ok so im 19 and english and im moving to atlanta in july of next year hopefully, im currently at college here doing my a levels, but i dont study art, i havent since i was like 15
i was thinking about going to atlanta metro college which is a community college, and theyre associates degrees of course, and what i basically want to know is, if i decide to apply for atlanta met and apply for the 2 yr associates degree art course will they turn me down because i dont have pre existing art education
i was thinking because its a community college and its easier it wouldnt be anywhere near as difficult as attempting to get into a college doing a major degree
i mean, would they accept me with my application and a portfolio, or are requirements needed
Yup, you really don't need any previous education to get an associates degree in the United States. Just proof that you graduated from secondary school, or you can take the GED test, and use that instead of a secondary school diploma.
Of course things vary from state to state, and even county to county. I believe for example, California Community Colleges don't even require a GED or a secondary school diploma.
Some programs within the college though might not be so open, and you will probably have to take placement tests before you can enroll in those programs. But, yeah, community colleges are open admission, you shouldn't have a problem getting in...at all.
Also...if you plan to go to another school afterward, I would get in contact with that school(s) and try to see if they'll accept transfer credits from the atlanta met, and if they do, which ones. So, if you need to follow a course track for your major, maybe you can flex it cover something that will transfer over (e.g., you have to take an art class for your AA, probably the school you may want to go to doesn't accept "art appreciation" but does accept "figure drawing" you may be able to take figure drawing to cover the credits needed for "art class" and at the same time cover credit for that other school you'll want to apply for in the future-talk to an adviser).
If I'm wrong on any of this, I hope someone else corrects me; don't want to give you bad info. But...in the meanwhile, get in contact with admissions at the school and do some research, if you need to call...call. good luck.
Adding to what MetalClay said about transfer credits...Community colleges (and most universities) are not known for having great art programs. You might look into the couple of private art schools in ATL and do a 4-yr degree in a specific major (do 2 yrs of basic classes at a comm/uni, then transfer for the last two yrs at a private school).
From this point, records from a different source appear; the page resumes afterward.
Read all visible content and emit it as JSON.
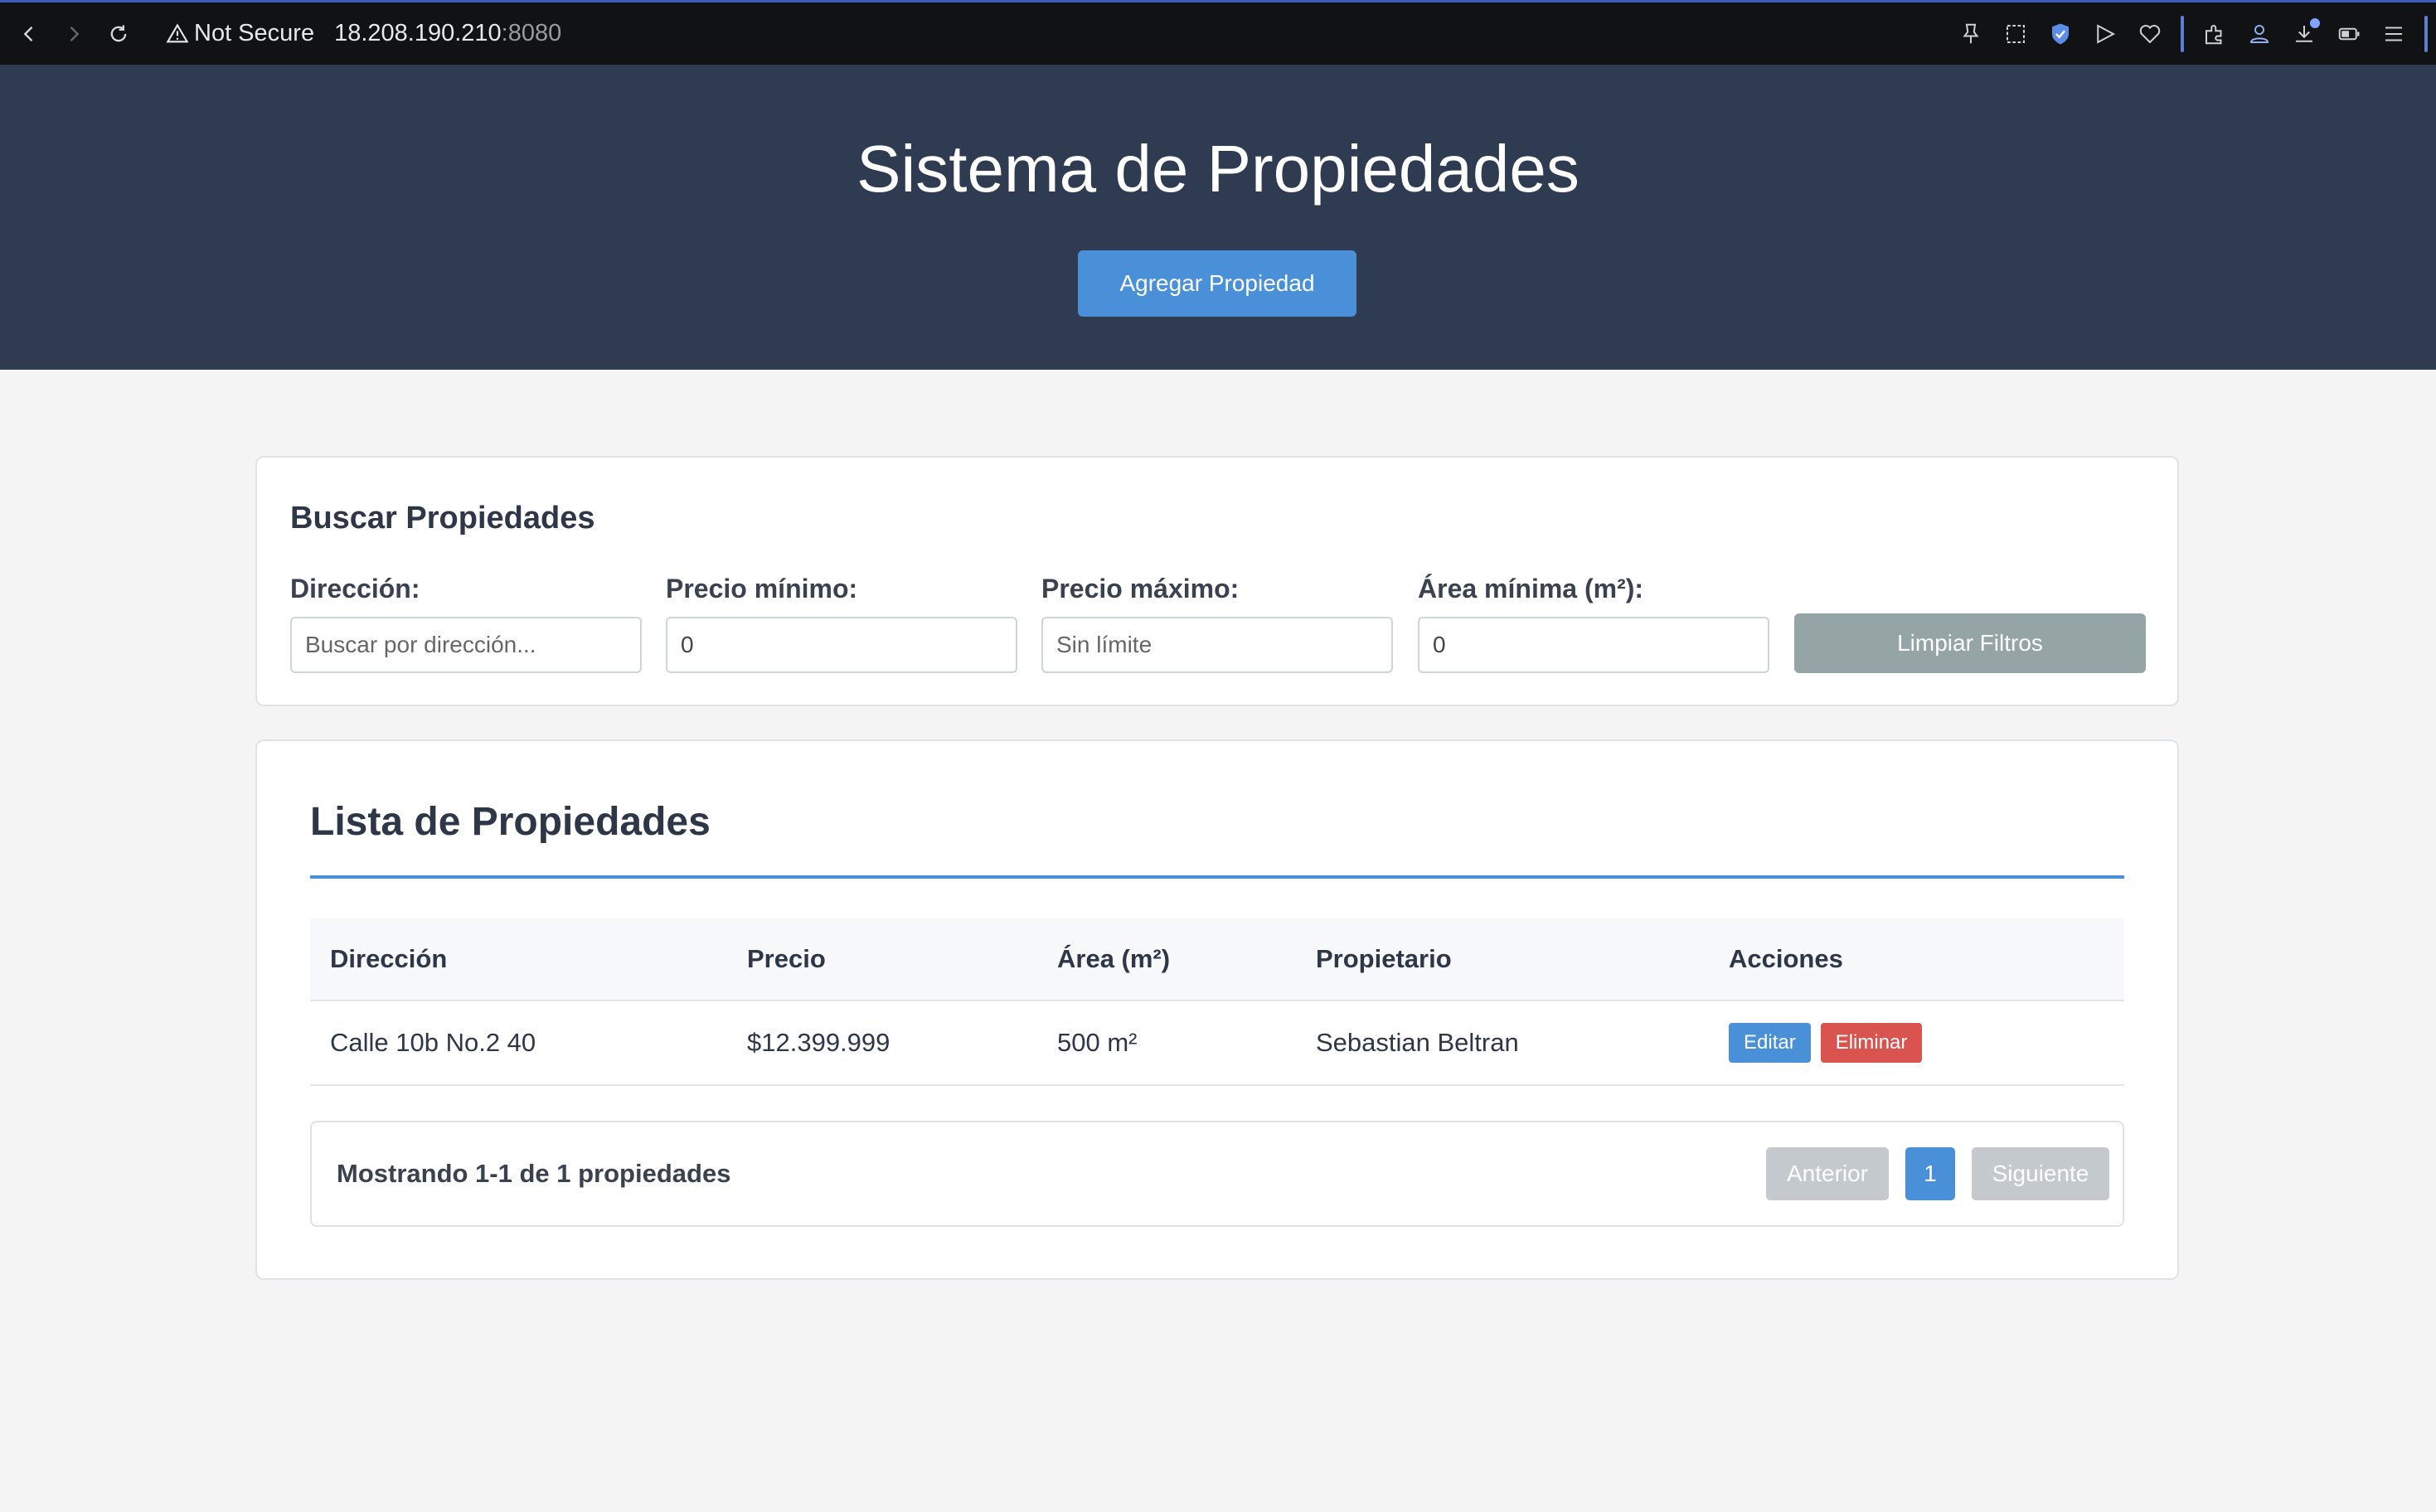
{
  "browser": {
    "security_label": "Not Secure",
    "url_host": "18.208.190.210",
    "url_port": ":8080"
  },
  "header": {
    "title": "Sistema de Propiedades",
    "add_button": "Agregar Propiedad"
  },
  "search": {
    "title": "Buscar Propiedades",
    "fields": [
      {
        "label": "Dirección:",
        "placeholder": "Buscar por dirección...",
        "value": ""
      },
      {
        "label": "Precio mínimo:",
        "placeholder": "",
        "value": "0"
      },
      {
        "label": "Precio máximo:",
        "placeholder": "Sin límite",
        "value": ""
      },
      {
        "label": "Área mínima (m²):",
        "placeholder": "",
        "value": "0"
      }
    ],
    "clear_button": "Limpiar Filtros"
  },
  "list": {
    "title": "Lista de Propiedades",
    "columns": [
      "Dirección",
      "Precio",
      "Área (m²)",
      "Propietario",
      "Acciones"
    ],
    "rows": [
      {
        "direccion": "Calle 10b No.2 40",
        "precio": "$12.399.999",
        "area": "500 m²",
        "propietario": "Sebastian Beltran",
        "edit": "Editar",
        "delete": "Eliminar"
      }
    ],
    "pagination": {
      "info": "Mostrando 1-1 de 1 propiedades",
      "prev": "Anterior",
      "current_page": "1",
      "next": "Siguiente"
    }
  }
}
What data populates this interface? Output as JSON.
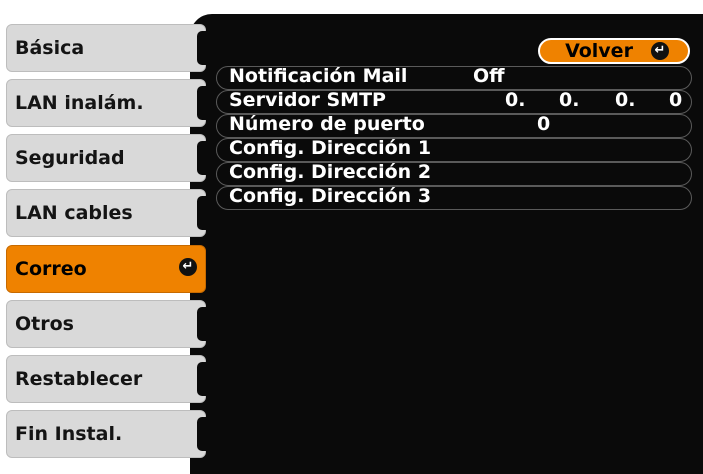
{
  "sidebar": {
    "items": [
      {
        "label": "Básica"
      },
      {
        "label": "LAN inalám."
      },
      {
        "label": "Seguridad"
      },
      {
        "label": "LAN cables"
      },
      {
        "label": "Correo",
        "active": true
      },
      {
        "label": "Otros"
      },
      {
        "label": "Restablecer"
      },
      {
        "label": "Fin Instal."
      }
    ]
  },
  "header": {
    "volver_label": "Volver"
  },
  "settings": {
    "notification": {
      "label": "Notificación Mail",
      "value": "Off"
    },
    "smtp": {
      "label": "Servidor SMTP",
      "octets": [
        "0.",
        "0.",
        "0.",
        "0"
      ]
    },
    "port": {
      "label": "Número de puerto",
      "value": "0"
    },
    "address1": {
      "label": "Config. Dirección 1"
    },
    "address2": {
      "label": "Config. Dirección 2"
    },
    "address3": {
      "label": "Config. Dirección 3"
    }
  },
  "colors": {
    "accent": "#ef8200",
    "panel": "#0a0a0a",
    "menu": "#d9d9d9"
  },
  "icons": {
    "enter": "enter-icon"
  }
}
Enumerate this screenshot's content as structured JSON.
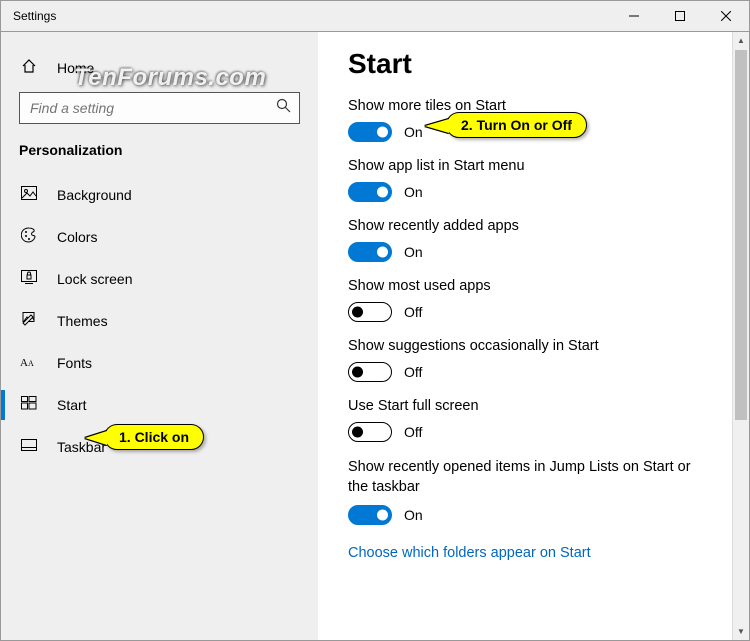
{
  "window": {
    "title": "Settings"
  },
  "watermark": "TenForums.com",
  "sidebar": {
    "home": "Home",
    "search_placeholder": "Find a setting",
    "category": "Personalization",
    "items": [
      {
        "label": "Background"
      },
      {
        "label": "Colors"
      },
      {
        "label": "Lock screen"
      },
      {
        "label": "Themes"
      },
      {
        "label": "Fonts"
      },
      {
        "label": "Start"
      },
      {
        "label": "Taskbar"
      }
    ]
  },
  "main": {
    "heading": "Start",
    "settings": [
      {
        "label": "Show more tiles on Start",
        "on": true,
        "state": "On"
      },
      {
        "label": "Show app list in Start menu",
        "on": true,
        "state": "On"
      },
      {
        "label": "Show recently added apps",
        "on": true,
        "state": "On"
      },
      {
        "label": "Show most used apps",
        "on": false,
        "state": "Off"
      },
      {
        "label": "Show suggestions occasionally in Start",
        "on": false,
        "state": "Off"
      },
      {
        "label": "Use Start full screen",
        "on": false,
        "state": "Off"
      },
      {
        "label": "Show recently opened items in Jump Lists on Start or the taskbar",
        "on": true,
        "state": "On"
      }
    ],
    "link": "Choose which folders appear on Start"
  },
  "callouts": {
    "c1": "1. Click on",
    "c2": "2. Turn On or Off"
  }
}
so i could take the 2 year associates at community college and then transfer to a college like savannah to do 2 years of a major like illustration?
It probably wouldn't be quite that simple, since an art school like SCAD is going to have required classes that you won't be able to fulfill at a community college. It might be more like another two-and-a-half to three years.
It depends on your schools. It tends to be pretty difficult to transfer into an art school and retain all your previous credits. I knew a lot of people that transferred into my school that had to take a bunch of Freshman classes anyway.
I'd tell you to check with admissions, but they tend to be pretty clueless when it comes to stuff like that. I'm not really sure who ultimately decides on what credits transfer. You might be able to fulfill literature classes outsides of art school, science credit(s) should be fine, art history is a maybe, any studio classes is most likely a no.
so for my retarded mind, you mean it would more likely be 2 years at comm college then 3 doing my major?
Alright, as someone who went to a local university (uni is different than a community college), took 2 yrs worth of classes and had every one of them transfer into Savannah College of Art and Design (which also has a branch in Atlanta), no that is not the case. Hell, I didn't even contact SCAD about the classes, I just took out their list of courses needed for the major I wanted, then took similar classes at the uni. If you take art courses they may request a portfolio, or class materials to show that you're on the same level as you would be if you'd taken the SCAD class, but that's no big issue.
You can do this with many art colleges in the US so you don't have to pay huge fees to take math/science/english at an art school, when it's only $300 to take them at uni.